╭──

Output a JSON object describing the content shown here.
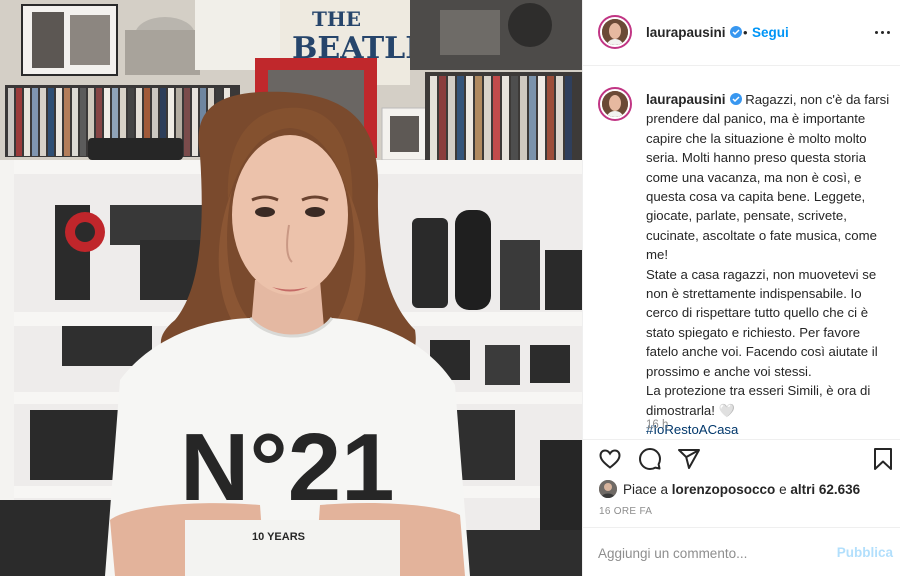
{
  "post": {
    "photo_alt_shirt_text": "N°21",
    "photo_poster_text": "THE BEATLES",
    "photo_shirt_subtext": "10 YEARS"
  },
  "header": {
    "username": "laurapausini",
    "separator": "•",
    "follow_label": "Segui",
    "verified_icon": "verified-badge-icon",
    "more_icon": "more-options-icon"
  },
  "caption": {
    "username": "laurapausini",
    "paragraph1": "Ragazzi, non c'è da farsi prendere dal panico, ma è importante capire che la situazione è molto molto seria. Molti hanno preso questa storia come una vacanza, ma non è così, e questa cosa va capita bene. Leggete, giocate, parlate, pensate, scrivete, cucinate, ascoltate o fate musica, come me!",
    "paragraph2": "State a casa ragazzi, non muovetevi se non è strettamente indispensabile. Io cerco di rispettare tutto quello che ci è stato spiegato e richiesto. Per favore fatelo anche voi. Facendo così aiutate il prossimo e anche voi stessi.",
    "paragraph3": "La protezione tra esseri Simili, è ora di dimostrarla! 🤍",
    "hashtag": "#IoRestoACasa",
    "time": "16 h"
  },
  "actions": {
    "like_icon": "heart-icon",
    "comment_icon": "comment-bubble-icon",
    "share_icon": "paper-plane-icon",
    "save_icon": "bookmark-icon"
  },
  "likes": {
    "prefix": "Piace a",
    "user": "lorenzoposocco",
    "connector": "e",
    "others": "altri 62.636"
  },
  "timestamp": "16 ORE FA",
  "comment": {
    "placeholder": "Aggiungi un commento...",
    "publish_label": "Pubblica"
  },
  "colors": {
    "accent_blue": "#0095f6",
    "verified_blue": "#3897f0",
    "hashtag_blue": "#00376b",
    "publish_disabled": "#b2dffc",
    "muted_gray": "#8e8e8e"
  }
}
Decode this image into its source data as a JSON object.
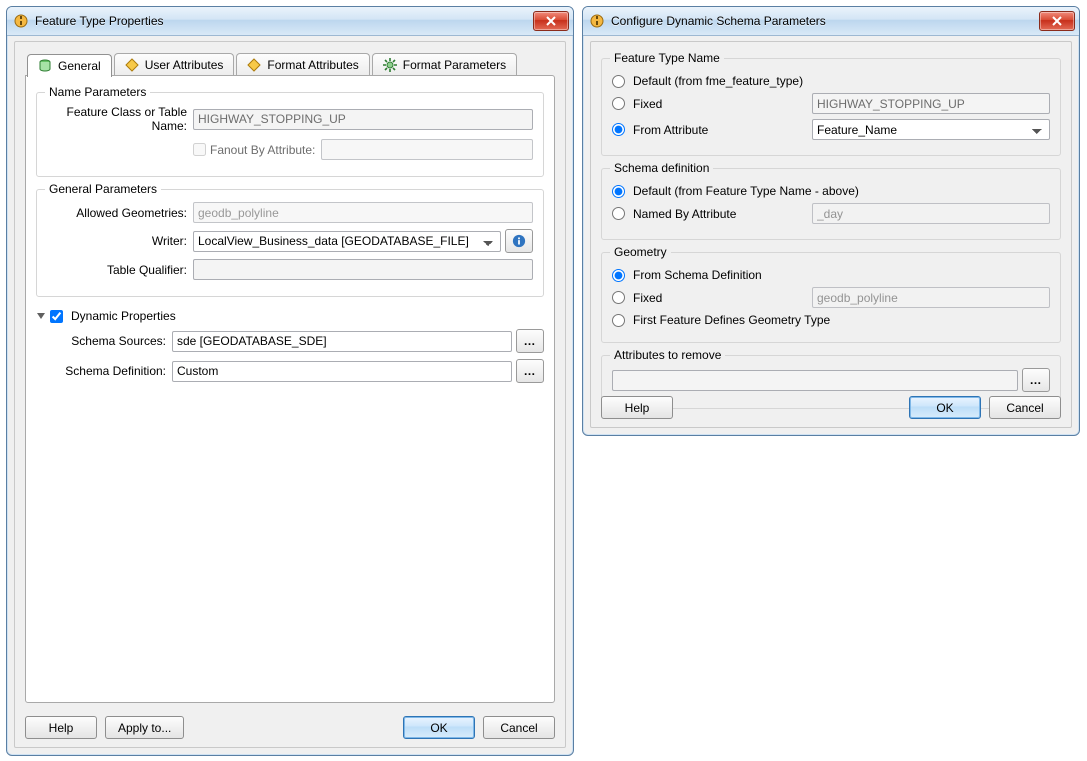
{
  "dialog1": {
    "title": "Feature Type Properties",
    "tabs": {
      "general": "General",
      "user_attributes": "User Attributes",
      "format_attributes": "Format Attributes",
      "format_parameters": "Format Parameters"
    },
    "name_params": {
      "legend": "Name Parameters",
      "feature_class_label": "Feature Class or Table Name:",
      "feature_class_value": "HIGHWAY_STOPPING_UP",
      "fanout_label": "Fanout By Attribute:",
      "fanout_value": ""
    },
    "general_params": {
      "legend": "General Parameters",
      "allowed_geom_label": "Allowed Geometries:",
      "allowed_geom_value": "geodb_polyline",
      "writer_label": "Writer:",
      "writer_value": "LocalView_Business_data [GEODATABASE_FILE]",
      "table_qualifier_label": "Table Qualifier:",
      "table_qualifier_value": ""
    },
    "dynamic": {
      "header": "Dynamic Properties",
      "schema_sources_label": "Schema Sources:",
      "schema_sources_value": "sde [GEODATABASE_SDE]",
      "schema_definition_label": "Schema Definition:",
      "schema_definition_value": "Custom"
    },
    "buttons": {
      "help": "Help",
      "apply_to": "Apply to...",
      "ok": "OK",
      "cancel": "Cancel"
    }
  },
  "dialog2": {
    "title": "Configure Dynamic Schema Parameters",
    "ftn": {
      "legend": "Feature Type Name",
      "default_label": "Default (from fme_feature_type)",
      "fixed_label": "Fixed",
      "fixed_value": "HIGHWAY_STOPPING_UP",
      "from_attr_label": "From Attribute",
      "from_attr_value": "Feature_Name",
      "selected": "from_attr"
    },
    "schema_def": {
      "legend": "Schema definition",
      "default_label": "Default (from Feature Type Name - above)",
      "named_label": "Named By Attribute",
      "named_value": "_day",
      "selected": "default"
    },
    "geometry": {
      "legend": "Geometry",
      "from_schema_label": "From Schema Definition",
      "fixed_label": "Fixed",
      "fixed_value": "geodb_polyline",
      "first_feature_label": "First Feature Defines Geometry Type",
      "selected": "from_schema"
    },
    "attrs_remove": {
      "legend": "Attributes to remove",
      "value": ""
    },
    "buttons": {
      "help": "Help",
      "ok": "OK",
      "cancel": "Cancel"
    }
  }
}
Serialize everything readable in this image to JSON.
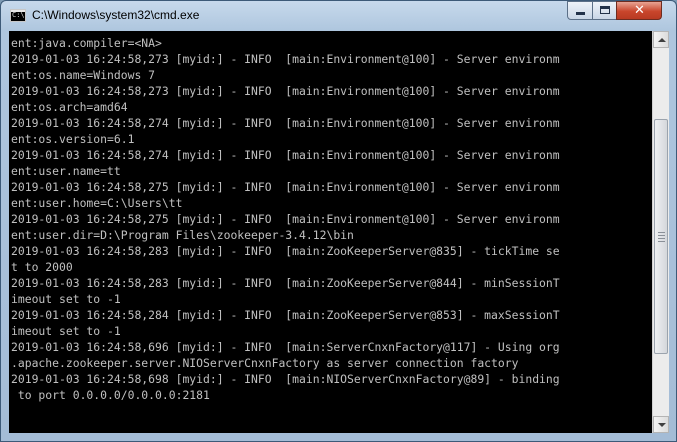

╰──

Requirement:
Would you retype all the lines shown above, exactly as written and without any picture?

Exercise answer:
Output a JSON object describing the content shown here.
{
  "post": {
    "photo_alt_shirt_text": "N°21",
    "photo_poster_text": "THE BEATLES",
    "photo_shirt_subtext": "10 YEARS"
  },
  "header": {
    "username": "laurapausini",
    "separator": "•",
    "follow_label": "Segui",
    "verified_icon": "verified-badge-icon",
    "more_icon": "more-options-icon"
  },
  "caption": {
    "username": "laurapausini",
    "paragraph1": "Ragazzi, non c'è da farsi prendere dal panico, ma è importante capire che la situazione è molto molto seria. Molti hanno preso questa storia come una vacanza, ma non è così, e questa cosa va capita bene. Leggete, giocate, parlate, pensate, scrivete, cucinate, ascoltate o fate musica, come me!",
    "paragraph2": "State a casa ragazzi, non muovetevi se non è strettamente indispensabile. Io cerco di rispettare tutto quello che ci è stato spiegato e richiesto. Per favore fatelo anche voi. Facendo così aiutate il prossimo e anche voi stessi.",
    "paragraph3": "La protezione tra esseri Simili, è ora di dimostrarla! 🤍",
    "hashtag": "#IoRestoACasa",
    "time": "16 h"
  },
  "actions": {
    "like_icon": "heart-icon",
    "comment_icon": "comment-bubble-icon",
    "share_icon": "paper-plane-icon",
    "save_icon": "bookmark-icon"
  },
  "likes": {
    "prefix": "Piace a",
    "user": "lorenzoposocco",
    "connector": "e",
    "others": "altri 62.636"
  },
  "timestamp": "16 ORE FA",
  "comment": {
    "placeholder": "Aggiungi un commento...",
    "publish_label": "Pubblica"
  },
  "colors": {
    "accent_blue": "#0095f6",
    "verified_blue": "#3897f0",
    "hashtag_blue": "#00376b",
    "publish_disabled": "#b2dffc",
    "muted_gray": "#8e8e8e"
  }
}
Decode this image into its source data as a JSON object.
{
  "dialog1": {
    "title": "Feature Type Properties",
    "tabs": {
      "general": "General",
      "user_attributes": "User Attributes",
      "format_attributes": "Format Attributes",
      "format_parameters": "Format Parameters"
    },
    "name_params": {
      "legend": "Name Parameters",
      "feature_class_label": "Feature Class or Table Name:",
      "feature_class_value": "HIGHWAY_STOPPING_UP",
      "fanout_label": "Fanout By Attribute:",
      "fanout_value": ""
    },
    "general_params": {
      "legend": "General Parameters",
      "allowed_geom_label": "Allowed Geometries:",
      "allowed_geom_value": "geodb_polyline",
      "writer_label": "Writer:",
      "writer_value": "LocalView_Business_data [GEODATABASE_FILE]",
      "table_qualifier_label": "Table Qualifier:",
      "table_qualifier_value": ""
    },
    "dynamic": {
      "header": "Dynamic Properties",
      "schema_sources_label": "Schema Sources:",
      "schema_sources_value": "sde [GEODATABASE_SDE]",
      "schema_definition_label": "Schema Definition:",
      "schema_definition_value": "Custom"
    },
    "buttons": {
      "help": "Help",
      "apply_to": "Apply to...",
      "ok": "OK",
      "cancel": "Cancel"
    }
  },
  "dialog2": {
    "title": "Configure Dynamic Schema Parameters",
    "ftn": {
      "legend": "Feature Type Name",
      "default_label": "Default (from fme_feature_type)",
      "fixed_label": "Fixed",
      "fixed_value": "HIGHWAY_STOPPING_UP",
      "from_attr_label": "From Attribute",
      "from_attr_value": "Feature_Name",
      "selected": "from_attr"
    },
    "schema_def": {
      "legend": "Schema definition",
      "default_label": "Default (from Feature Type Name - above)",
      "named_label": "Named By Attribute",
      "named_value": "_day",
      "selected": "default"
    },
    "geometry": {
      "legend": "Geometry",
      "from_schema_label": "From Schema Definition",
      "fixed_label": "Fixed",
      "fixed_value": "geodb_polyline",
      "first_feature_label": "First Feature Defines Geometry Type",
      "selected": "from_schema"
    },
    "attrs_remove": {
      "legend": "Attributes to remove",
      "value": ""
    },
    "buttons": {
      "help": "Help",
      "ok": "OK",
      "cancel": "Cancel"
    }
  }
}
Serialize everything readable in this image to JSON.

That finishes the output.